This is an excellent point that I haven't seen made before. Seriously--if you believe that President Obama is an enemy of freedom, Mom, and Apple Pie, who cares what he thinks of you? I never spent one second worrying about what George Bush and Dick Cheney thought about people like me. I just wanted them out of office, and away from the power to do any more damage.
Worrying about what someone who doesn't think about you thinks about you: this is the essence of Sore Winnerdom, and it is no accident that it also the essence of the Republican animus. The Republican party was small and hidebound — the party of country-club corporatists, and the range-war West — until, with the Reagan Revolution, it began grafting unto itself the legions of the disaffected: the Christianists, the Southerners, the blue-collar workers displaced by the collapse of America's industrial base and estranged from the unions that failed them. The Tea Party, in this sense, is not a new development so much as it is part of an ongoing migration of the perpetually petulant...
Yes, I know: There have been countless articles and blog posts that attempt to puzzle out the inexplicable anger of the American electorate, when an even cursory scan of the unemployment numbers provides all the explanation you'll ever need. But, as has been pointed out and proven elsewhere, Tea Partiers tend to be quite well-off (how else would they afford all those trips to DC in their RVs?), and much of the populist rage at Obama has been fomented by the captains of American finance and industry: the Sore Winners. And once you've spent time with a Sore Winner, or entered into a debate with one, you feel that there's something afoot in America — something that's reflected in debates about policy but is never quite stated in them, and is still unnamed.
This is ultimately what it's all about. In the end, the sense of grievance boils down to anger that their worldview is no longer considered acceptable in polite society.

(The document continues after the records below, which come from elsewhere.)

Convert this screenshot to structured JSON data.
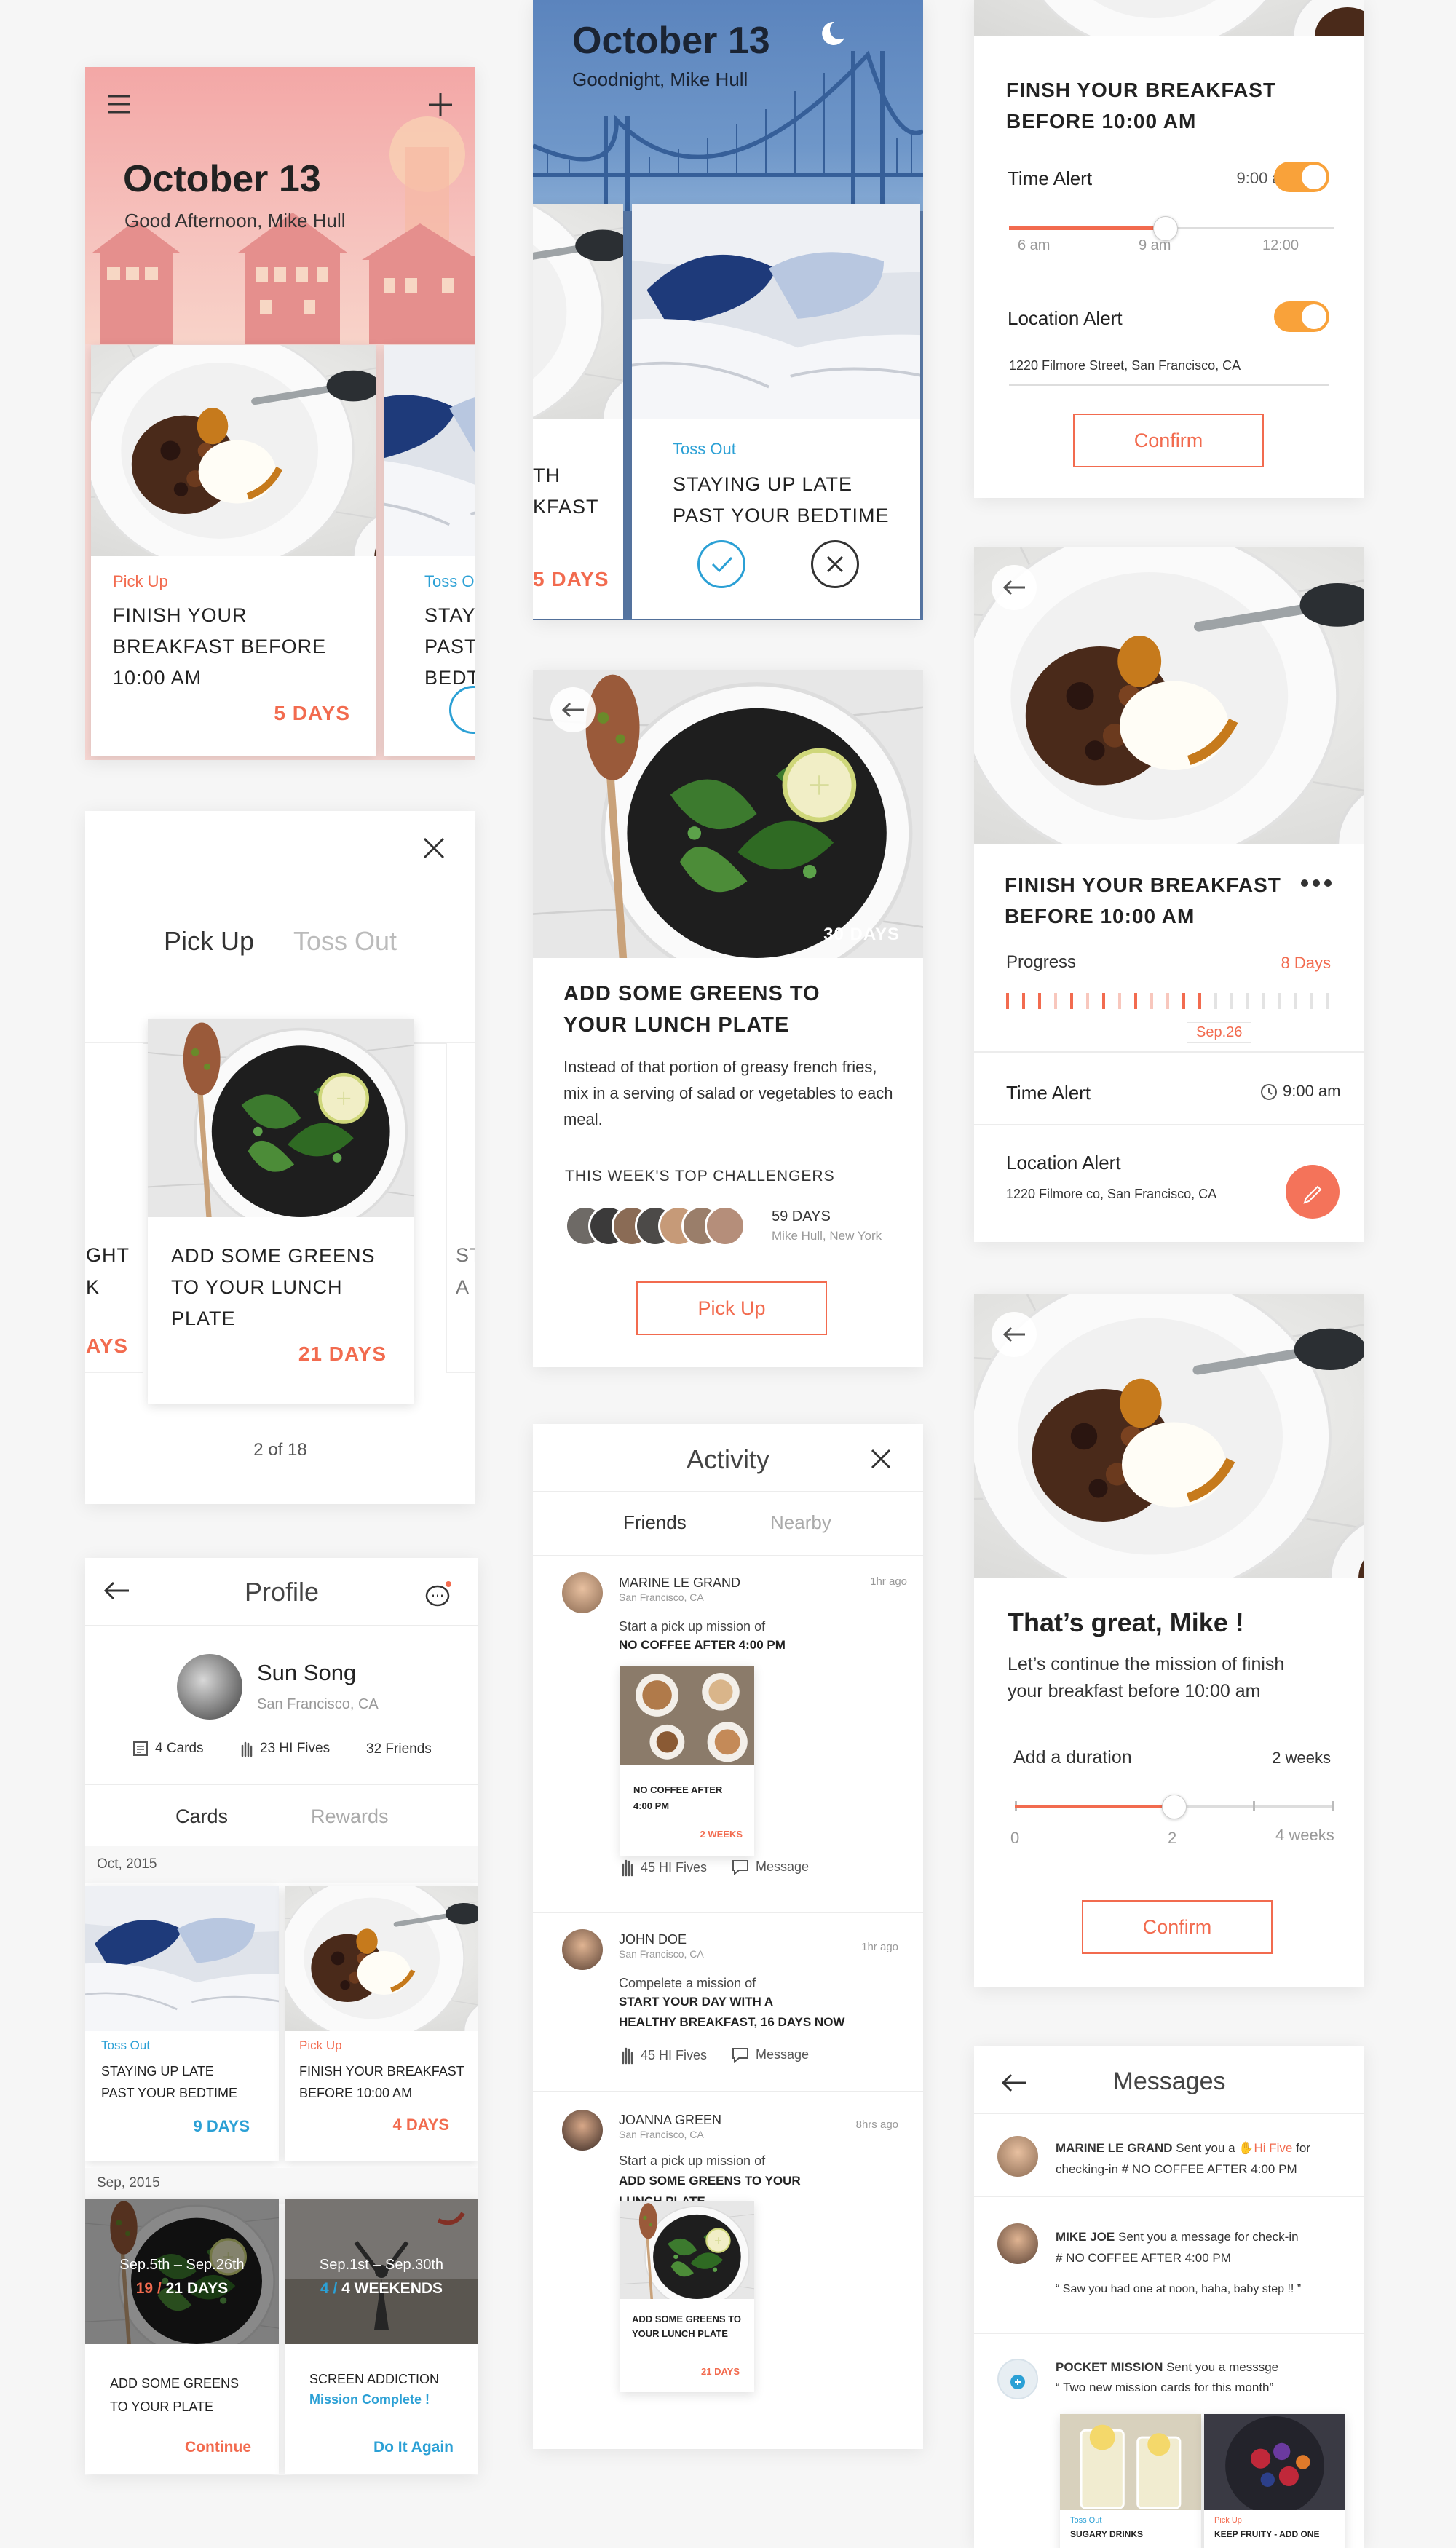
{
  "home_day": {
    "date": "October 13",
    "greeting": "Good Afternoon, Mike Hull",
    "card1": {
      "tag": "Pick Up",
      "title": "FINISH YOUR BREAKFAST BEFORE 10:00 AM",
      "days": "5 DAYS"
    },
    "card2": {
      "tag": "Toss Out",
      "title": "STAYING UP LATE PAST YOUR BEDTIME"
    }
  },
  "home_night": {
    "date": "October 13",
    "greeting": "Goodnight, Mike Hull",
    "left_card": {
      "title_l1": "TH",
      "title_l2": "KFAST",
      "days": "5 DAYS"
    },
    "card": {
      "tag": "Toss Out",
      "title": "STAYING UP LATE PAST YOUR BEDTIME"
    }
  },
  "alert_settings": {
    "title": "FINSH YOUR BREAKFAST BEFORE 10:00 AM",
    "time_alert_label": "Time Alert",
    "time_alert_value": "9:00 am",
    "ticks": [
      "6 am",
      "9 am",
      "12:00"
    ],
    "slider_value": 0.48,
    "location_alert_label": "Location Alert",
    "address": "1220 Filmore Street, San Francisco, CA",
    "confirm": "Confirm"
  },
  "picker": {
    "tab_active": "Pick Up",
    "tab_inactive": "Toss Out",
    "card": {
      "title": "ADD SOME GREENS TO YOUR lUNCH PLATE",
      "days": "21 DAYS"
    },
    "left_peek": {
      "l1": "GHT",
      "l2": "K",
      "days": "AYS"
    },
    "right_peek": {
      "l1": "STA",
      "l2": "A FR"
    },
    "pager": "2 of 18"
  },
  "detail": {
    "days_badge": "30 DAYS",
    "title": "ADD SOME GREENS TO YOUR LUNCH PLATE",
    "description": "Instead of that portion of greasy french fries, mix in a serving of salad or vegetables to each meal.",
    "challengers_label": "THIS WEEK'S TOP CHALLENGERS",
    "leader_days": "59 DAYS",
    "leader_info": "Mike Hull, New York",
    "pick_up": "Pick Up"
  },
  "progress": {
    "title": "FINISH YOUR BREAKFAST BEFORE 10:00 AM",
    "progress_label": "Progress",
    "days": "8 Days",
    "date_tip": "Sep.26",
    "time_alert_label": "Time Alert",
    "time_alert_value": "9:00 am",
    "location_label": "Location Alert",
    "address": "1220 Filmore co, San Francisco, CA"
  },
  "great": {
    "title": "That’s great, Mike !",
    "text": "Let’s continue the mission of finish your breakfast before 10:00 am",
    "duration_label": "Add a duration",
    "duration_value": "2 weeks",
    "ticks": [
      "0",
      "2",
      "4 weeks"
    ],
    "slider_value": 0.5,
    "confirm": "Confirm"
  },
  "profile": {
    "title": "Profile",
    "name": "Sun Song",
    "location": "San Francisco, CA",
    "stats": [
      "4 Cards",
      "23 HI Fives",
      "32 Friends"
    ],
    "tab_active": "Cards",
    "tab_inactive": "Rewards",
    "month1": "Oct, 2015",
    "month2": "Sep, 2015",
    "cards": [
      {
        "tag": "Toss Out",
        "title": "STAYING UP LATE PAST YOUR BEDTIME",
        "days": "9 DAYS"
      },
      {
        "tag": "Pick Up",
        "title": "FINISH YOUR BREAKFAST BEFORE 10:00 AM",
        "days": "4 DAYS"
      },
      {
        "range": "Sep.5th – Sep.26th",
        "done": "19",
        "total": "21 DAYS",
        "title": "ADD SOME GREENS TO YOUR PLATE",
        "action": "Continue"
      },
      {
        "range": "Sep.1st – Sep.30th",
        "done": "4",
        "total": "4 WEEKENDS",
        "title": "SCREEN ADDICTION",
        "status": "Mission Complete !",
        "action": "Do It Again"
      }
    ]
  },
  "activity": {
    "title": "Activity",
    "tab_active": "Friends",
    "tab_inactive": "Nearby",
    "items": [
      {
        "name": "MARINE LE GRAND",
        "loc": "San Francisco, CA",
        "time": "1hr ago",
        "line1": "Start a pick up mission of",
        "line2": "NO COFFEE AFTER 4:00 PM",
        "card_title": "NO COFFEE AFTER 4:00 PM",
        "card_days": "2 WEEKS",
        "hifive": "45 HI Fives",
        "message": "Message"
      },
      {
        "name": "JOHN DOE",
        "loc": "San Francisco, CA",
        "time": "1hr ago",
        "line1": "Compelete a mission of",
        "line2": "START YOUR DAY WITH A",
        "line3": "HEALTHY BREAKFAST, 16 DAYS NOW",
        "hifive": "45 HI Fives",
        "message": "Message"
      },
      {
        "name": "JOANNA GREEN",
        "loc": "San Francisco, CA",
        "time": "8hrs ago",
        "line1": "Start a pick up mission of",
        "line2": "ADD SOME GREENS TO YOUR",
        "line3": "LUNCH PLATE",
        "card_title": "ADD SOME GREENS TO YOUR LUNCH PLATE",
        "card_days": "21 DAYS"
      }
    ]
  },
  "messages": {
    "title": "Messages",
    "items": [
      {
        "name": "MARINE LE GRAND",
        "pre": "Sent you a",
        "hi": "Hi Five",
        "post": "for",
        "line2": "checking-in # NO COFFEE AFTER 4:00 PM"
      },
      {
        "name": "MIKE JOE",
        "pre": "Sent you a message for check-in",
        "line2": "# NO COFFEE AFTER 4:00 PM",
        "quote": "“ Saw you had one at noon, haha, baby step !! ”"
      },
      {
        "name": "POCKET MISSION",
        "pre": "Sent you a messsge",
        "quote": "“ Two new mission cards for this month”",
        "cards": [
          {
            "tag": "Toss Out",
            "title": "SUGARY DRINKS"
          },
          {
            "tag": "Pick Up",
            "title": "KEEP FRUITY - ADD ONE"
          }
        ]
      }
    ]
  },
  "colors": {
    "accent": "#f26b4f",
    "blue": "#2ba0d5",
    "toggle": "#f9a23a"
  }
}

Ayn Rand's "ideas" aren't OK in polite society anymore. It's not acceptable anymore to think that it's OK to have debtor's prisons and soup lines even as some people smoke cigars at Versailles-like estates. It's not OK in polite society anymore to think of those of a differing race as literally another breed of human. It's not OK in polite society anymore to make sexist or racist jokes, or to hold women to a sexual double-standard anymore. Homophobia and religious wackoism aren't acceptable in most open polite society anymore either.

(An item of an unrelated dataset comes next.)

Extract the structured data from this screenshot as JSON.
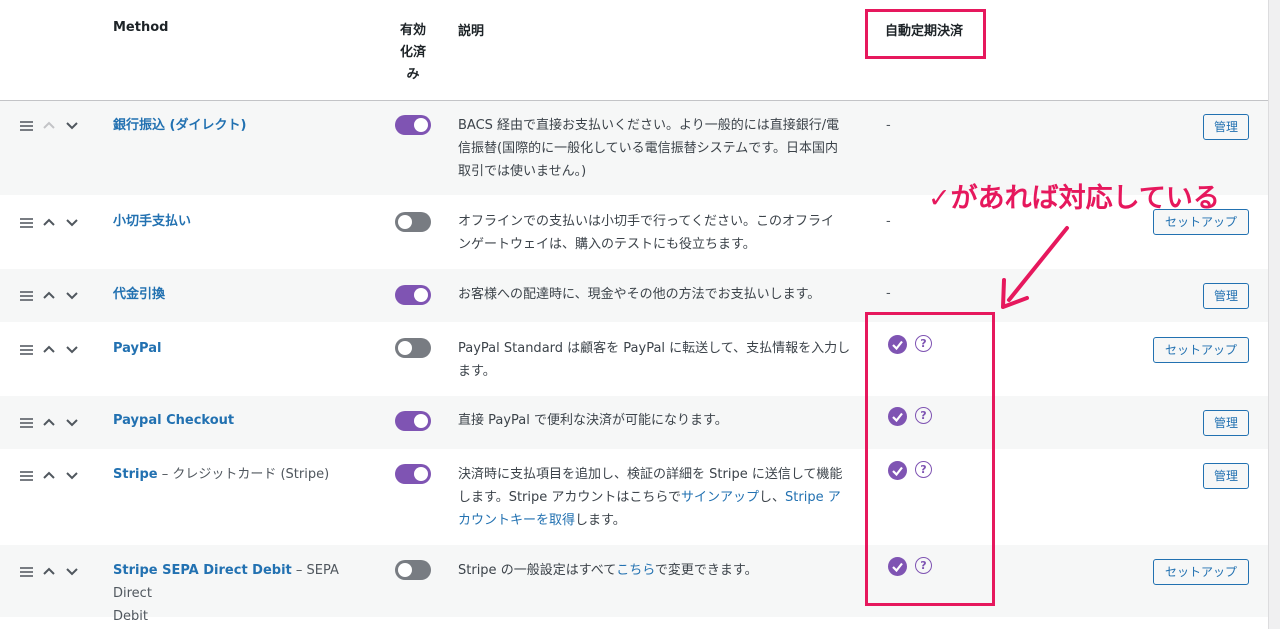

It's not that these evil "ideas" have gone away. It's that those who hold them are forced to hide their views under the radar, even as more and more of their unacceptable BS is forced under the table.
So now there is this huge sense of grievance, this resentment that the traditionally overprivileged feel that they aren't really allowed to say what they really think, and to elect a government that will act on how they really feel. They feel like they're living in Orwell's 1984, where Newspeak has taken over, but today it goes by the name "political correctness", the curse of older white men everywhere. Bizarre, but true.
That's what the "Tea Party" is, and that's what this conservative backlash is all about. And they're terrified that the next generation won't even remember that they're supposed to feel outraged. They're right to be terrified. Because if there's one solace we can take from all this, it's that their worldview is quite literally physically dying, one year at a time.
And you know what? I guess I'm supposed to try to understand these people. I know a lot of them. Some of them are close relatives. But I really don't care to. I don't care about their wounded pride, I don't care about their precious gated communities, and I don't care about their hurt sense of entitlement. Frankly, my dear, I don't give a d***. I just want to laugh in their faces and mock them.